What is required
Go through the entries below and collect each line with the string "Personnaliser" in it.

========

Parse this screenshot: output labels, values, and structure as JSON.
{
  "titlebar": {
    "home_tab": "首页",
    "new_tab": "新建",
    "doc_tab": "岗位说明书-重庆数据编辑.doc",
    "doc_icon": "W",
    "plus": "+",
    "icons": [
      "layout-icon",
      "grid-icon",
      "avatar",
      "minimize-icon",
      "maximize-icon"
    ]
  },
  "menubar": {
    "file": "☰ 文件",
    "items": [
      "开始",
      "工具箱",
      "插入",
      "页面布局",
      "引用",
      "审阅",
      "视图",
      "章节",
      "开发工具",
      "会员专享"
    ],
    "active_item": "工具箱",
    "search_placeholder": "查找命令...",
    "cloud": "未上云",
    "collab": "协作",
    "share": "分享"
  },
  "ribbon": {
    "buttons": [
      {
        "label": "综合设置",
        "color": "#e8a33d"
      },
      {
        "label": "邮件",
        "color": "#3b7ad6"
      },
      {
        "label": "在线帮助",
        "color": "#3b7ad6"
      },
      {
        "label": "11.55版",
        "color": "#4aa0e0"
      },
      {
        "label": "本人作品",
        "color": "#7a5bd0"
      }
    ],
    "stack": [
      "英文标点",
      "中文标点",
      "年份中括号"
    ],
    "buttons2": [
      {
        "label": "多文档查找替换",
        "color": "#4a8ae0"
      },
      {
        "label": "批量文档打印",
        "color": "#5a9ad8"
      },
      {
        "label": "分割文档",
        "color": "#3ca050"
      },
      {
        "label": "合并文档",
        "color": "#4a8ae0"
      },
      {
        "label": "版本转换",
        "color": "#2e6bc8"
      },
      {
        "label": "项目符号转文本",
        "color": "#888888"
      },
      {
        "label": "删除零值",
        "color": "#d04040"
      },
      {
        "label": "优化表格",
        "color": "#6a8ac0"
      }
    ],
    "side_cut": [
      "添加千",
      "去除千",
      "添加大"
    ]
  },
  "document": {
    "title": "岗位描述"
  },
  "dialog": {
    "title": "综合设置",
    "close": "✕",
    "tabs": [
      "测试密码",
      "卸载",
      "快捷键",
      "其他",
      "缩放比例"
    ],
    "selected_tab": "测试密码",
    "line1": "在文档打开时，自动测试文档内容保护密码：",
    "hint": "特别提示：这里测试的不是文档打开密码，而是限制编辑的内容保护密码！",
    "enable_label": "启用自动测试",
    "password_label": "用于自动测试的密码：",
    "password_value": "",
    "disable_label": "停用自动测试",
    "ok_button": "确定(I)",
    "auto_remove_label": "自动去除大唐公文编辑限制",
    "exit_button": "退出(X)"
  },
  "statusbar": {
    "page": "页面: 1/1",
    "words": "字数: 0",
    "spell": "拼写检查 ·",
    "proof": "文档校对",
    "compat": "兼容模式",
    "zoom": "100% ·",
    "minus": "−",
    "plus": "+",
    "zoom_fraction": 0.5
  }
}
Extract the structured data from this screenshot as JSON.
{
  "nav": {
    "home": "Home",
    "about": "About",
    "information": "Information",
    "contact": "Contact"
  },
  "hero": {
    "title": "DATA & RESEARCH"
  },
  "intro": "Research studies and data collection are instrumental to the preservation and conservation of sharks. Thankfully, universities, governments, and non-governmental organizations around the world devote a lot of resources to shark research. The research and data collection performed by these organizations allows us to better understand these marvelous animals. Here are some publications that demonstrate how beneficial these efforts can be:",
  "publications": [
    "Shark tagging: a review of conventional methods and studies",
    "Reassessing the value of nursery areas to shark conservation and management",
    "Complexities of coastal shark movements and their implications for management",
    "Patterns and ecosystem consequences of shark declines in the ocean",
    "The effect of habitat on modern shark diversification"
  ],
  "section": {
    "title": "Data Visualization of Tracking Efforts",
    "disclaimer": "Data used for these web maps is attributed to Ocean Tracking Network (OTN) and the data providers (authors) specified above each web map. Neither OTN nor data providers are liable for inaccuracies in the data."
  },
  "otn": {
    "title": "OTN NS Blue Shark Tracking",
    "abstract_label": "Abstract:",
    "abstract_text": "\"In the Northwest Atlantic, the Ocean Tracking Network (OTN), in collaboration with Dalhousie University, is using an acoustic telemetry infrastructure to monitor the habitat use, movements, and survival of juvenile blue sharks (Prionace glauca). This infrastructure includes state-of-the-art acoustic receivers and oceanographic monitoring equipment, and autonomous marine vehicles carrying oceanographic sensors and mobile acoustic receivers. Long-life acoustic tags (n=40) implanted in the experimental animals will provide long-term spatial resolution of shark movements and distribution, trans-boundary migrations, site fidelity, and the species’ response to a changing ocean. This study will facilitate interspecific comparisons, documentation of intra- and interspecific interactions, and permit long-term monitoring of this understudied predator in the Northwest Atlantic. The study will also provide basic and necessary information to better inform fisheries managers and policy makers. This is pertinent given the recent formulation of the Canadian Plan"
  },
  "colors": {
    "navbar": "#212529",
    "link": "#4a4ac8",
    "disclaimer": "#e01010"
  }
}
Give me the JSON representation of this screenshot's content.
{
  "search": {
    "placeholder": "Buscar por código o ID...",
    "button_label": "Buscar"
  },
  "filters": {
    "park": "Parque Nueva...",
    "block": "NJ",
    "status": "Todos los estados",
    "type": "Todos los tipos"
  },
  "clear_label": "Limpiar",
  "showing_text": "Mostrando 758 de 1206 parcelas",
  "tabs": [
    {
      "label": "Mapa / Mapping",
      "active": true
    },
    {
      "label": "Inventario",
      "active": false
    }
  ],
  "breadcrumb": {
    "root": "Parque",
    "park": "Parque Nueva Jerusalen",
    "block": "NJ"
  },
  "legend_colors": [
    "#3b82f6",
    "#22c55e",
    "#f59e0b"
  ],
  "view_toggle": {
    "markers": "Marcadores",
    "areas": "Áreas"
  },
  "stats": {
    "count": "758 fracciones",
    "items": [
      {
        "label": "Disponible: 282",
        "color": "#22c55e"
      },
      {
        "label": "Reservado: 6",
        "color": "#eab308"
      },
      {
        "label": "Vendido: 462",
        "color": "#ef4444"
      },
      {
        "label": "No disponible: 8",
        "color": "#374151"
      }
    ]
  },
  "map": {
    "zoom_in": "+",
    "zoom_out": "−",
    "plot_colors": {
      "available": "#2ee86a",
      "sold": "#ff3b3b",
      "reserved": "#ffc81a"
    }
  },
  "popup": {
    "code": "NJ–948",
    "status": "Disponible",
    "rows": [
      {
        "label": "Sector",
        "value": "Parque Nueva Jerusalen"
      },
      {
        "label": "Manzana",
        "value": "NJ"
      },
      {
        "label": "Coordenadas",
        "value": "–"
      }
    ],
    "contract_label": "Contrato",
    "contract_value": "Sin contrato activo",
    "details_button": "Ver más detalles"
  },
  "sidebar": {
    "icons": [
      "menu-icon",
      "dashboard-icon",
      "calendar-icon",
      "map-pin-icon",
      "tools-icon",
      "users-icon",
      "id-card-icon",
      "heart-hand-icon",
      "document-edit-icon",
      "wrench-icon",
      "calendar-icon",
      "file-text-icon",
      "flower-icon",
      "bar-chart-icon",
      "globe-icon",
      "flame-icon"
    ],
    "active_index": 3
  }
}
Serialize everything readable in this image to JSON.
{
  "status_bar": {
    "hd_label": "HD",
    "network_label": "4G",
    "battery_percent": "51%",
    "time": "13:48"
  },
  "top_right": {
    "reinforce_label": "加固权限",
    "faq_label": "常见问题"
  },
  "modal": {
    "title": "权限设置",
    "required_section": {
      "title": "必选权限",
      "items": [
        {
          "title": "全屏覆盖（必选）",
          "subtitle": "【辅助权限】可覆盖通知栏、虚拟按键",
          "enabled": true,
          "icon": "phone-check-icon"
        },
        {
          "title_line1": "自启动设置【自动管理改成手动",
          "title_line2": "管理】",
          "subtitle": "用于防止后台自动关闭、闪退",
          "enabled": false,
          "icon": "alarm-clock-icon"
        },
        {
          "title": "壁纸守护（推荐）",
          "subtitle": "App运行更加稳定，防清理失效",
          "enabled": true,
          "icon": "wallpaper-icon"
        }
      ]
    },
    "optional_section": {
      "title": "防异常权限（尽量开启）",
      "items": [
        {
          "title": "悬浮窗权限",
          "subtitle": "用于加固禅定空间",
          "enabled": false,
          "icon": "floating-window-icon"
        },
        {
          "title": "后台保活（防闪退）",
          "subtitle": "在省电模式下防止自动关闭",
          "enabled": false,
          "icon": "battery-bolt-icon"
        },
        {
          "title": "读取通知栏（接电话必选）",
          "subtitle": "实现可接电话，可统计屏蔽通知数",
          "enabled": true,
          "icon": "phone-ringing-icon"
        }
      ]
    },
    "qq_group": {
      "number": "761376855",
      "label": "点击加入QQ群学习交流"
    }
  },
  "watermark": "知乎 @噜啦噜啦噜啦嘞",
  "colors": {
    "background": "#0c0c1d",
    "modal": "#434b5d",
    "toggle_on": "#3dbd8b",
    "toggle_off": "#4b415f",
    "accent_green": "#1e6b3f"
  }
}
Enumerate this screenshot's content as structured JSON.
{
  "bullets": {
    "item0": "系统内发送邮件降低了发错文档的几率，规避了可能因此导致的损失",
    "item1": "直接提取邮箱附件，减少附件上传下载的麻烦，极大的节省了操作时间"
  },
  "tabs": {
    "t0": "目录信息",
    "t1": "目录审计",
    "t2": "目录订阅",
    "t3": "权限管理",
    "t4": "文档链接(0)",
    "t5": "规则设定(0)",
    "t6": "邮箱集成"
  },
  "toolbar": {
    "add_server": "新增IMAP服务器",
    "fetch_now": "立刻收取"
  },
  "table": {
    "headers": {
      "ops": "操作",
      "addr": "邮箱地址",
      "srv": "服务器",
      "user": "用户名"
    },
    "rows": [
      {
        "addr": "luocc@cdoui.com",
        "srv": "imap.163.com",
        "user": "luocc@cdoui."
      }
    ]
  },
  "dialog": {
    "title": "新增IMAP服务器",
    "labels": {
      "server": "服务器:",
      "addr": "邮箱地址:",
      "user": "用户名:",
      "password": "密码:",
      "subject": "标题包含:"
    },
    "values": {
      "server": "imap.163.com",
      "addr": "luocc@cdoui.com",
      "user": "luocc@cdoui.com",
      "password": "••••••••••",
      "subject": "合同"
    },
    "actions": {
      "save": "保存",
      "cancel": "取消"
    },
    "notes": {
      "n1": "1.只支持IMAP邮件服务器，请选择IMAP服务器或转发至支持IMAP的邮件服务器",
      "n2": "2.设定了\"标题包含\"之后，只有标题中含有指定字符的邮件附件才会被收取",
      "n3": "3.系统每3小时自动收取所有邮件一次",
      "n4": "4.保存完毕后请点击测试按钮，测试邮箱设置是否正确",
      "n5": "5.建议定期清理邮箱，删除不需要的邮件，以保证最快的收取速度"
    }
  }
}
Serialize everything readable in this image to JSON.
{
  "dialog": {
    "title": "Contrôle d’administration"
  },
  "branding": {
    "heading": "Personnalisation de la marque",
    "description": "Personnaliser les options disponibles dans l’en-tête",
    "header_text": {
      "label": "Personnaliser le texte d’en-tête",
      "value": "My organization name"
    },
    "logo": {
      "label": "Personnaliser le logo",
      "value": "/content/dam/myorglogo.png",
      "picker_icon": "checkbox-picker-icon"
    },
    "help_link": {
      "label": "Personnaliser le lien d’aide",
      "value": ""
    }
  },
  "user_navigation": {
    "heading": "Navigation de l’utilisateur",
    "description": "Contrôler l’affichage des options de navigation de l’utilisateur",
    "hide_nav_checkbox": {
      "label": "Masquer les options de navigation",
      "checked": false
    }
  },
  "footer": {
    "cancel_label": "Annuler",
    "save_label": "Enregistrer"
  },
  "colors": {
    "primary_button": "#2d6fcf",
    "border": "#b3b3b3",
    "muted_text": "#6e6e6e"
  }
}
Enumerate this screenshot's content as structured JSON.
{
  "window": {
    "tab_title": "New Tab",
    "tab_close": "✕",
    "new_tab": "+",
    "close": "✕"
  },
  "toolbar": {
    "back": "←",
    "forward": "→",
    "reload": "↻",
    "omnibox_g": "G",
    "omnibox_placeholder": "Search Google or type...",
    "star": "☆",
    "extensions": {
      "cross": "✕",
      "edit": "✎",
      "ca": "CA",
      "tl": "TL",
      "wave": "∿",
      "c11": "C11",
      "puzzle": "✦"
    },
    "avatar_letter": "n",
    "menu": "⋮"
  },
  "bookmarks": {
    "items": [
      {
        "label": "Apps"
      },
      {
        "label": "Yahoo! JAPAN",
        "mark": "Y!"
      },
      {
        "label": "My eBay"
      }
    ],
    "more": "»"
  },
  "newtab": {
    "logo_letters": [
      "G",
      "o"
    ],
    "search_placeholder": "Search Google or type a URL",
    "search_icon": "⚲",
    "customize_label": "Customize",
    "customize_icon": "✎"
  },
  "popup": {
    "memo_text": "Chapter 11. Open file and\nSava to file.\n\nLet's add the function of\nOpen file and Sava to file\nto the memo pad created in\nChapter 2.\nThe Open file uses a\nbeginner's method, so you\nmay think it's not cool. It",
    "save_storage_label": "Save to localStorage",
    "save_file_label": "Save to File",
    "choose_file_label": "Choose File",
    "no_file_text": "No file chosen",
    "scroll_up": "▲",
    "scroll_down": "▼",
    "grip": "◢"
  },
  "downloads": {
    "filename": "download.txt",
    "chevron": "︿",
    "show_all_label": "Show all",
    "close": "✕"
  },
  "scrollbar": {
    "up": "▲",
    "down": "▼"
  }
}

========

Final answer
    "description": "Personnaliser les options disponibles dans l’en-tête",
      "label": "Personnaliser le texte d’en-tête",
      "label": "Personnaliser le logo",
      "label": "Personnaliser le lien d’aide",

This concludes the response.